Lush, dark green foliage is excellent for edging and borders in sometimes difficult shady areas. Small white flowers among the foliage are followed by metallic violet-blue fruit. Evergreen perennial.
Follow a regular watering schedule during the first growing season to establish a deep, extensive root system. For a neat appearance, remove old foliage before new leaves emerge. Divide clumps every 2 to 3 years in early spring.
Lilyturf is the workhorse of warmer shade gardens. Its strap-leaf foliage never grows beyond its designated size, which is perfect for city gardens or condominium communities. Thrives in courtyards and atriums, where soils remain perpetually moist. Uniform size makes it ideal for edging plants. Remarkably beautiful in dry streambeds or beside water gardens and fountains. Fits well into Asian-inspired schemes and as a texture contrast in Fern dells. Begs to be planted where its attractive flowers can be viewed up close.
This big plant is a great alternative if you have had little success with Hosta. Plant this dark-green variety with the bright Golden Japanese Forest Grass (Hakonechloa macra 'Aureola') and the vivid greens of giant Tasmanian Tree Fern (Dicksonia antarctica). Use as an edging for a mass of fragrant Star Jasmine (Trachelospermum jasminoides). Also works very well in informal drifts with contrasting texture of Heartleaf Bergenia (Bergenia x 'Evening Glow').
These natives of China were first described by Kaempher in 1712. The genus was later given by Portuguese Jesuit botanist missionary working in China, Juan Loureiro. The genus is named after the mother of Narcissos, Liriope. The species, named by Bailey refers to the Greek worked muschos, meaning fragrant. This group is closely related to genus Ophiopogon. Liriopes and Ophiopogons have been extensively cultivated in the deep south, particularly coastal regions where they substitute for lawn.
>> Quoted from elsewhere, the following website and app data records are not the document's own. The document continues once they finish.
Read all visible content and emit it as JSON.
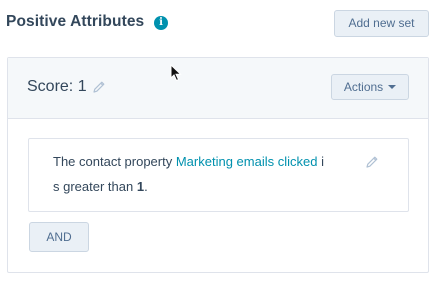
{
  "section": {
    "title": "Positive Attributes",
    "info_icon": "info-icon",
    "add_set_label": "Add new set"
  },
  "score_set": {
    "score_label": "Score: 1",
    "actions_label": "Actions",
    "rule": {
      "prefix": "The contact property ",
      "property": "Marketing emails clicked",
      "line1_suffix": " i",
      "line2_prefix": "s greater than ",
      "value": "1",
      "line2_suffix": "."
    },
    "and_label": "AND"
  },
  "colors": {
    "accent_link": "#0091ae",
    "text": "#33475b",
    "button_bg": "#eaf0f6",
    "panel_bg": "#f5f8fa"
  }
}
They can be found on the grounds of many old estates, parks and plantation homes.
In China, these plants are known as "book tape herb" and grown in every scholar's garden to use as book marks when paper was a once a very rare commodity.